==== DATA SUPPLIED

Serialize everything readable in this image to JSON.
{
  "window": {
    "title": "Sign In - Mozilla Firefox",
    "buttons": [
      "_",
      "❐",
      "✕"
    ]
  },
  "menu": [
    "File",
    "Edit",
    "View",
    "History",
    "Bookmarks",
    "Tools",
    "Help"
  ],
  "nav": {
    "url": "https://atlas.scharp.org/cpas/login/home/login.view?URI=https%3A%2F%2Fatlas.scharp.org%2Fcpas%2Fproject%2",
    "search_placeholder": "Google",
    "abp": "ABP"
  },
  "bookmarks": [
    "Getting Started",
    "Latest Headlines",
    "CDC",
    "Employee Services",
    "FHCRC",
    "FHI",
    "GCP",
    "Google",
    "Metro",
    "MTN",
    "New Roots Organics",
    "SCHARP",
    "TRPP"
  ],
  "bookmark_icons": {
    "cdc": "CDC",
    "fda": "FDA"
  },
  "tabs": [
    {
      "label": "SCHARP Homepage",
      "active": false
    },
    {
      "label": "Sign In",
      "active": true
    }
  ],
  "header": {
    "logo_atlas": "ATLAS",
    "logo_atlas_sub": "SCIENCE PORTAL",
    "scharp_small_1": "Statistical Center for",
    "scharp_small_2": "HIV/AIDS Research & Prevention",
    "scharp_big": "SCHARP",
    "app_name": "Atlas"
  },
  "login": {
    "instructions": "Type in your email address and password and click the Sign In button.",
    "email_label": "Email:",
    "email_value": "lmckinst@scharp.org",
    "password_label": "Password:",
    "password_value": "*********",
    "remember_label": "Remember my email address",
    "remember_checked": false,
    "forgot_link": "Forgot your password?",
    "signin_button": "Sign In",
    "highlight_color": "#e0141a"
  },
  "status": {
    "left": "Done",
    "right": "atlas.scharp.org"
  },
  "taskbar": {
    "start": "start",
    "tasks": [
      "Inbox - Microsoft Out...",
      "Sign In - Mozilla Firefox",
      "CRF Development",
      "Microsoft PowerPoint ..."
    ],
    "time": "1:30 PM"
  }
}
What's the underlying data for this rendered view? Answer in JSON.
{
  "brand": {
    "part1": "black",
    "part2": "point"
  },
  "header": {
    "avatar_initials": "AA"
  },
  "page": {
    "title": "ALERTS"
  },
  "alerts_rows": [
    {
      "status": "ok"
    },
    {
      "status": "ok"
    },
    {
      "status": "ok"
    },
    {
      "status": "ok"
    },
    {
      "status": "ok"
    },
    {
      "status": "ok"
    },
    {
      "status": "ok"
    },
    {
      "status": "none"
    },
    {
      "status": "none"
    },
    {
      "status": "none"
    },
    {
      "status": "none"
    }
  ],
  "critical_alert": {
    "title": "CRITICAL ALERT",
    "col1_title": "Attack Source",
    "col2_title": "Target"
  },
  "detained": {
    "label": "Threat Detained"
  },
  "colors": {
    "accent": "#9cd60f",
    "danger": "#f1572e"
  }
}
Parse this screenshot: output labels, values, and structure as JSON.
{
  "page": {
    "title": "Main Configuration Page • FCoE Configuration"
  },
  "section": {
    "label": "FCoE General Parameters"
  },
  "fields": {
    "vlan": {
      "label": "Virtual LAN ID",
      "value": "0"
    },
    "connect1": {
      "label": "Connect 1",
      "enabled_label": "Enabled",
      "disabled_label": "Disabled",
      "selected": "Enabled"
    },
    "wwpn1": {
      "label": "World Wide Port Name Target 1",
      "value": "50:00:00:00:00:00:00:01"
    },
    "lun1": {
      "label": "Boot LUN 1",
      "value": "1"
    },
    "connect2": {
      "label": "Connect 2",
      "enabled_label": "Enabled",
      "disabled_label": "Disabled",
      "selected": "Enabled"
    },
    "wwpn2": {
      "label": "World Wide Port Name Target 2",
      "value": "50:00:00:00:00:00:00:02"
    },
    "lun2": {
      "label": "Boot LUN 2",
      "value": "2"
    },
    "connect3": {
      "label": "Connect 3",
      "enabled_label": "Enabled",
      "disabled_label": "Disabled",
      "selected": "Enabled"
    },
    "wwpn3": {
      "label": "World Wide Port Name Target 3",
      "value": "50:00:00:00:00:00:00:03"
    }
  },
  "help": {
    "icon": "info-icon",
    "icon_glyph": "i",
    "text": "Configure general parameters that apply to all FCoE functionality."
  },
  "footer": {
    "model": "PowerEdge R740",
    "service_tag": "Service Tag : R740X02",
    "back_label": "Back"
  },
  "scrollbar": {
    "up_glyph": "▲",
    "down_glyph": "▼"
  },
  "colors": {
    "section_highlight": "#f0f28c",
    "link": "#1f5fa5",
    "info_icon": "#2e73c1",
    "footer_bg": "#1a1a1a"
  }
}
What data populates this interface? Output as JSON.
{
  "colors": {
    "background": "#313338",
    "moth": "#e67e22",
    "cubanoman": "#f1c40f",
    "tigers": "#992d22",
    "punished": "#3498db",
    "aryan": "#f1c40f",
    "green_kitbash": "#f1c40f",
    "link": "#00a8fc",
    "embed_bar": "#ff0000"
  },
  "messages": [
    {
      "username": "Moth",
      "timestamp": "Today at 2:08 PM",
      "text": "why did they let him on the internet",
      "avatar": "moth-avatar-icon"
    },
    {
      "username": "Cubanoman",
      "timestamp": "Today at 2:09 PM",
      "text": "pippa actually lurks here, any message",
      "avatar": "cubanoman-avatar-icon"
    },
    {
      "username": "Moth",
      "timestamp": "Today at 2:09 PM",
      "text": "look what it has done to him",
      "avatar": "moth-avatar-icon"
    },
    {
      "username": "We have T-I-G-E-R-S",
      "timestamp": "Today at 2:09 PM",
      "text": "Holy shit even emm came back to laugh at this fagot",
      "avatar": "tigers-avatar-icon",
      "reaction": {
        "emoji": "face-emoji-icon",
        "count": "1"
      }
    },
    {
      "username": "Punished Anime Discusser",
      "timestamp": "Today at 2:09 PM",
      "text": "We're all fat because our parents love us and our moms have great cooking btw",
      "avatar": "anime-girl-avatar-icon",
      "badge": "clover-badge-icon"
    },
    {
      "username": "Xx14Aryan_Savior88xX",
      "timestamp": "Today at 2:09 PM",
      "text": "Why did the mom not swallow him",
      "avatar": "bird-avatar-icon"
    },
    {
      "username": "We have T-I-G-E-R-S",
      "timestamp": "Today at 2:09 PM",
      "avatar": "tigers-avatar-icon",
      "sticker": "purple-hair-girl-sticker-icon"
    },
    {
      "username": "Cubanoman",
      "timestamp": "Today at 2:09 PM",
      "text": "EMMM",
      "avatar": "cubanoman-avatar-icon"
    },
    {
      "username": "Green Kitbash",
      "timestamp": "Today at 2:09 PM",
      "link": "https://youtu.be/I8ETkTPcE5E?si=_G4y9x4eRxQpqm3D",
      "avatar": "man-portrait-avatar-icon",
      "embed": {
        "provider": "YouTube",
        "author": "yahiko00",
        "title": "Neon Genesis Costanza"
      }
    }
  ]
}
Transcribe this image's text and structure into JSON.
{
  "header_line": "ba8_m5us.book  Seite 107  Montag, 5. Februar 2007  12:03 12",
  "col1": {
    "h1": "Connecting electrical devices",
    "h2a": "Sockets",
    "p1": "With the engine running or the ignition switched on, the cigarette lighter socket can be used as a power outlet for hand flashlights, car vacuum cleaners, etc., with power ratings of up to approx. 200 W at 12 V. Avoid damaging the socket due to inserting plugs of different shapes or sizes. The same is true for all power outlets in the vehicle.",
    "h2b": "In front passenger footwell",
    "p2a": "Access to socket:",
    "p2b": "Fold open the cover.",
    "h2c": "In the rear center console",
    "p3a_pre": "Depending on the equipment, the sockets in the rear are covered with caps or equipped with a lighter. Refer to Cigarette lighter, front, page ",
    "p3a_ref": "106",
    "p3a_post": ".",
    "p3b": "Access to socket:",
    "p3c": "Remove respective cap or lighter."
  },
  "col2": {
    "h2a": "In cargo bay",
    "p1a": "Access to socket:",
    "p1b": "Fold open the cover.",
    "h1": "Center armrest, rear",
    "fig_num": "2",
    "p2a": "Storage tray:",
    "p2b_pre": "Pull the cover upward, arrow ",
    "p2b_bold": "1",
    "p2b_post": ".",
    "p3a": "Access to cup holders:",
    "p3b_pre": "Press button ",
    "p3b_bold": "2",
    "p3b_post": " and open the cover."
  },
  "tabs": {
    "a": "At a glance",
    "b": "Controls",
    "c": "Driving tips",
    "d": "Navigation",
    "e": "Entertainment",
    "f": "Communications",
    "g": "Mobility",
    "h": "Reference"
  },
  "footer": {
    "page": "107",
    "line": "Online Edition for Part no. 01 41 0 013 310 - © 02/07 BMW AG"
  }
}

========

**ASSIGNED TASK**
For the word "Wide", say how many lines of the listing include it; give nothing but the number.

**RESPONSE**
3